▶ _SUPPLIED ENTRIES_:
-- Opening Marker --

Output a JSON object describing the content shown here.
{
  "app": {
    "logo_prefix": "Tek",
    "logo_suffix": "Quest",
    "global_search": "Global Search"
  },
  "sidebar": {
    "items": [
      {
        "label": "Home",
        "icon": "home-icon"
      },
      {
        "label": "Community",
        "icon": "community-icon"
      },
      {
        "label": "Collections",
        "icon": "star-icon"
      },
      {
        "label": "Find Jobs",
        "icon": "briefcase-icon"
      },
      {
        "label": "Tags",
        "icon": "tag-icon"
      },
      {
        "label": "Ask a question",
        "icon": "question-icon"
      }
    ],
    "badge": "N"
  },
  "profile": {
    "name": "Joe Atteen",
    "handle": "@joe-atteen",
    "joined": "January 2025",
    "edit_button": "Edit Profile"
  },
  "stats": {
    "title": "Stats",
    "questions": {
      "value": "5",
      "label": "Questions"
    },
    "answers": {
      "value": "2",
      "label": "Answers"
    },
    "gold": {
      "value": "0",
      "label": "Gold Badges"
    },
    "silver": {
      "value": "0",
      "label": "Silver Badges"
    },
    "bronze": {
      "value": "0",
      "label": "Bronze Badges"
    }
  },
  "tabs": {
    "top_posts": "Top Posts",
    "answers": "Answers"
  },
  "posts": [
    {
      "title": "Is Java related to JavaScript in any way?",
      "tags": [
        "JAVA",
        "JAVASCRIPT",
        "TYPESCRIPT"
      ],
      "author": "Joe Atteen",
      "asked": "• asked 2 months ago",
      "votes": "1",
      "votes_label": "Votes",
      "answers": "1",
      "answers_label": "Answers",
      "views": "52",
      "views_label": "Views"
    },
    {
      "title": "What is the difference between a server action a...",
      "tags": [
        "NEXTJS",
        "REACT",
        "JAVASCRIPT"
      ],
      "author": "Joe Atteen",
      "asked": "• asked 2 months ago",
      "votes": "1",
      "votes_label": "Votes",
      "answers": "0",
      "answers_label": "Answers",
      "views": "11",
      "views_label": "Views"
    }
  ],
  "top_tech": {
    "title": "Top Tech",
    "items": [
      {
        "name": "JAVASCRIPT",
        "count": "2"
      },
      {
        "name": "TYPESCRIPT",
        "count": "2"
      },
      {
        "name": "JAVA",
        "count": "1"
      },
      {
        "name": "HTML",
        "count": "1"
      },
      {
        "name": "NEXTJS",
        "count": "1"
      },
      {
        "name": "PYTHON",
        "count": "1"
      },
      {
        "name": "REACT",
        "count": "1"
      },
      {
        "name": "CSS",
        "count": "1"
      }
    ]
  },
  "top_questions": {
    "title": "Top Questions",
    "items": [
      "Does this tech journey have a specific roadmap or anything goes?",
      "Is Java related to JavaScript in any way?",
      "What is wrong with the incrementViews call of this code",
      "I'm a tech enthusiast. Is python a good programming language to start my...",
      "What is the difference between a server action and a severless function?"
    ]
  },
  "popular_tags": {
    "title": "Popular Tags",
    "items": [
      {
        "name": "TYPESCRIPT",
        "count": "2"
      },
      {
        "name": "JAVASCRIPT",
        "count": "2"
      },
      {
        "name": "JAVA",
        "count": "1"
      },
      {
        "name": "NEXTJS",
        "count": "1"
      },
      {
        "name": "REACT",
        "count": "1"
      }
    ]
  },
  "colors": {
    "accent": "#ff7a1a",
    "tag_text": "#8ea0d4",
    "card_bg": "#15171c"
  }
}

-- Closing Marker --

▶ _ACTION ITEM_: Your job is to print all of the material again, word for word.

▶ _SOLUTION BELOW_:
Output a JSON object describing the content shown here.
{
  "app": {
    "logo_prefix": "Tek",
    "logo_suffix": "Quest",
    "global_search": "Global Search"
  },
  "sidebar": {
    "items": [
      {
        "label": "Home",
        "icon": "home-icon"
      },
      {
        "label": "Community",
        "icon": "community-icon"
      },
      {
        "label": "Collections",
        "icon": "star-icon"
      },
      {
        "label": "Find Jobs",
        "icon": "briefcase-icon"
      },
      {
        "label": "Tags",
        "icon": "tag-icon"
      },
      {
        "label": "Ask a question",
        "icon": "question-icon"
      }
    ],
    "badge": "N"
  },
  "profile": {
    "name": "Joe Atteen",
    "handle": "@joe-atteen",
    "joined": "January 2025",
    "edit_button": "Edit Profile"
  },
  "stats": {
    "title": "Stats",
    "questions": {
      "value": "5",
      "label": "Questions"
    },
    "answers": {
      "value": "2",
      "label": "Answers"
    },
    "gold": {
      "value": "0",
      "label": "Gold Badges"
    },
    "silver": {
      "value": "0",
      "label": "Silver Badges"
    },
    "bronze": {
      "value": "0",
      "label": "Bronze Badges"
    }
  },
  "tabs": {
    "top_posts": "Top Posts",
    "answers": "Answers"
  },
  "posts": [
    {
      "title": "Is Java related to JavaScript in any way?",
      "tags": [
        "JAVA",
        "JAVASCRIPT",
        "TYPESCRIPT"
      ],
      "author": "Joe Atteen",
      "asked": "• asked 2 months ago",
      "votes": "1",
      "votes_label": "Votes",
      "answers": "1",
      "answers_label": "Answers",
      "views": "52",
      "views_label": "Views"
    },
    {
      "title": "What is the difference between a server action a...",
      "tags": [
        "NEXTJS",
        "REACT",
        "JAVASCRIPT"
      ],
      "author": "Joe Atteen",
      "asked": "• asked 2 months ago",
      "votes": "1",
      "votes_label": "Votes",
      "answers": "0",
      "answers_label": "Answers",
      "views": "11",
      "views_label": "Views"
    }
  ],
  "top_tech": {
    "title": "Top Tech",
    "items": [
      {
        "name": "JAVASCRIPT",
        "count": "2"
      },
      {
        "name": "TYPESCRIPT",
        "count": "2"
      },
      {
        "name": "JAVA",
        "count": "1"
      },
      {
        "name": "HTML",
        "count": "1"
      },
      {
        "name": "NEXTJS",
        "count": "1"
      },
      {
        "name": "PYTHON",
        "count": "1"
      },
      {
        "name": "REACT",
        "count": "1"
      },
      {
        "name": "CSS",
        "count": "1"
      }
    ]
  },
  "top_questions": {
    "title": "Top Questions",
    "items": [
      "Does this tech journey have a specific roadmap or anything goes?",
      "Is Java related to JavaScript in any way?",
      "What is wrong with the incrementViews call of this code",
      "I'm a tech enthusiast. Is python a good programming language to start my...",
      "What is the difference between a server action and a severless function?"
    ]
  },
  "popular_tags": {
    "title": "Popular Tags",
    "items": [
      {
        "name": "TYPESCRIPT",
        "count": "2"
      },
      {
        "name": "JAVASCRIPT",
        "count": "2"
      },
      {
        "name": "JAVA",
        "count": "1"
      },
      {
        "name": "NEXTJS",
        "count": "1"
      },
      {
        "name": "REACT",
        "count": "1"
      }
    ]
  },
  "colors": {
    "accent": "#ff7a1a",
    "tag_text": "#8ea0d4",
    "card_bg": "#15171c"
  }
}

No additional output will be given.